Thomas Dolby is on the road again after 15 years. And how times have changed: unlike the year 1991, the year 2006 means he can blog the whole tour. For starters, he’s posted the gory details of his performance rig “for the geeks and musicians out there.” (You called?)
- Power Mac G5 Dual 2.0 GHz, to be replaced with a MacBook Pro when everything gets ported to Intel
- MUSE Receptor for still more plug-in hosting
- Logic Pro 7.2 acts as a MIDI host (for outboard hardware synths and plug-ins), plug-in host, and (primarily) playback device for presequenced backup tracks
- Stylus-RMX plug-in for loops, thanks to the fact that you can queue up irregular loops
- Built-in Logic plugs, plus more: ArturiaÃƒÂ¢Ã¢â€šÂ¬™s MiniMoog, RMIV drums, Slayer2 guitars, UltraFocus, Camelspace gating effect, T-racks mastering.
- Rack: UPS power backup, PreSonus Firepod FireWire audio interface, MOTU MIDI interface, Nord 3 racked synth
- Keyboard controllers: Three of them, no less: CME Pro 7 (now distributed by Yamaha), Novation ReMote SL25 (which automaps nicely to Logic), and the Virus TI Polar. The Virus is the only sound source.
- M-Audio Trigger Finger for drums, samples, muting and unmuting tracks.
- Vintage gear retrofitted for MIDI: Knobs on old oscilloscopes and signal generators controlling soft synth parameters? Now, that’s cool. (Wouldn’t you do something like that if you were Thomas Dolby?)
Two particularly interesting notes: since nearly all of the playback is through MIDI synths, Dolby has set up a custom Max/MSP patch for easy, visual selection of controller zones, routing his three controllers to a variety of soft synths visually. In yet another victory for Max, it was easier, quicker, and more flexible to do this in Max than in Logic’s Environment. (Note: if you’re on a budget, you could easily do the same thing with Max’s open source cousin, Pd, too.)
But where’s Ableton Live in all this? Dolby claims he can’t use Live because his music doesn’t fit into 4-beat bars. That’s actually not the problem he thinks it is; you can easily cue irregular beats in Live by quantizing to the beat instead of the bar, much as he describes doing in Stylus RMX. But this is also a great setup, and benefits heavily from all the built-in instruments and effects (vocoder, anyone) in Logic.
Could you do it on a budget?
In fact, thanks to Logic, this setup doesn’t have to cost a fortune. Dolby says we might want to tally up the whole cost, and I’ve done that, painstakingly researching the street prices of all this gear to determi. . . uh . . . okay, actually, I don’t want to do that. But let’s think about a bare-bones setup: get a MacBook Pro ($2000), plus Logic ($1000, though less if you’re a student), plus an audio interface (PreSonus makes one for less than $200), plus a mic (Shure SM58 Blue is about $150), plus a Remote SL keyboard (extra octaves for just $600) . . . just over US$4000 for an entire road setup. Not bad, especially given that you probably have a lot of this gear. Throw in some Shure E series in-ear monitors for $150.

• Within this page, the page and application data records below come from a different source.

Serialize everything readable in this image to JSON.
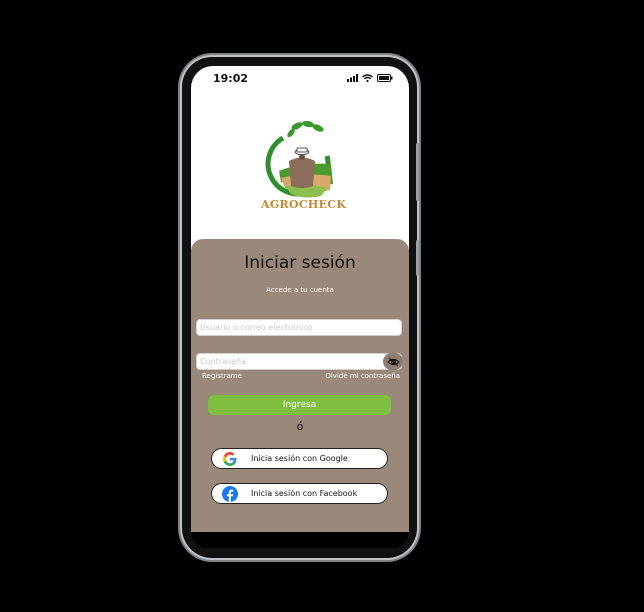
{
  "status": {
    "time": "19:02",
    "icons": [
      "signal-icon",
      "wifi-icon",
      "battery-icon"
    ]
  },
  "logo": {
    "text": "AGROCHECK"
  },
  "login": {
    "title": "Iniciar sesión",
    "subtitle": "Accede a tu cuenta",
    "username_placeholder": "Usuario o correo electrónico",
    "password_placeholder": "Contraseña",
    "register_link": "Registrame",
    "forgot_link": "Olvidé mi contraseña",
    "submit_label": "Ingresa",
    "or_text": "ó",
    "google_label": "Inicia sesión con Google",
    "facebook_label": "Inicia sesión con Facebook"
  },
  "colors": {
    "card_bg": "#9a887b",
    "primary_button": "#7fbf3f",
    "logo_text": "#c8872f"
  }
}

Still not cheap enough? How about a reasonable PC laptop ($1000), or even a Core Duo Mac mini plus a compact LCD and rack for about the same price, plus an Edirol keyboard ($220, and I’ve got one I love right here), plus Ableton Live ($400), and Reaktor for all the synths and effects you could ever possibly want ($500). Just over $2000. You could even just play with Reaktor for your beats if you wanted. There are various other combinatorics, but most of what Thomas Dolby has is more of everything — three keyboards instead of one, extra plug-ins, an extra rig for plug-ins (the Receptor) even though he’s running backup tracks.
And, as Dolby himself notes, this is a far cry from a $120,000 Fairlight CMI in the 80s.
Just make sure you spend a little extra effort on the retro-sci fi-cool details like those shades and headphones. And notice the keyboards are up front, computers in the back? It makes a difference.
Thanks to the first post on the CDM performing board, via 3l33t_v4cuum, for the lead!
Previously: Logic-based road rigs have included rack-rig Mac minis (part I, part II), Vince Jones’ rig, and even young kids using Logic and Novation keyboards. (Watch out, Thomas; that little girl wants your gig.) And more Logic stuff, too.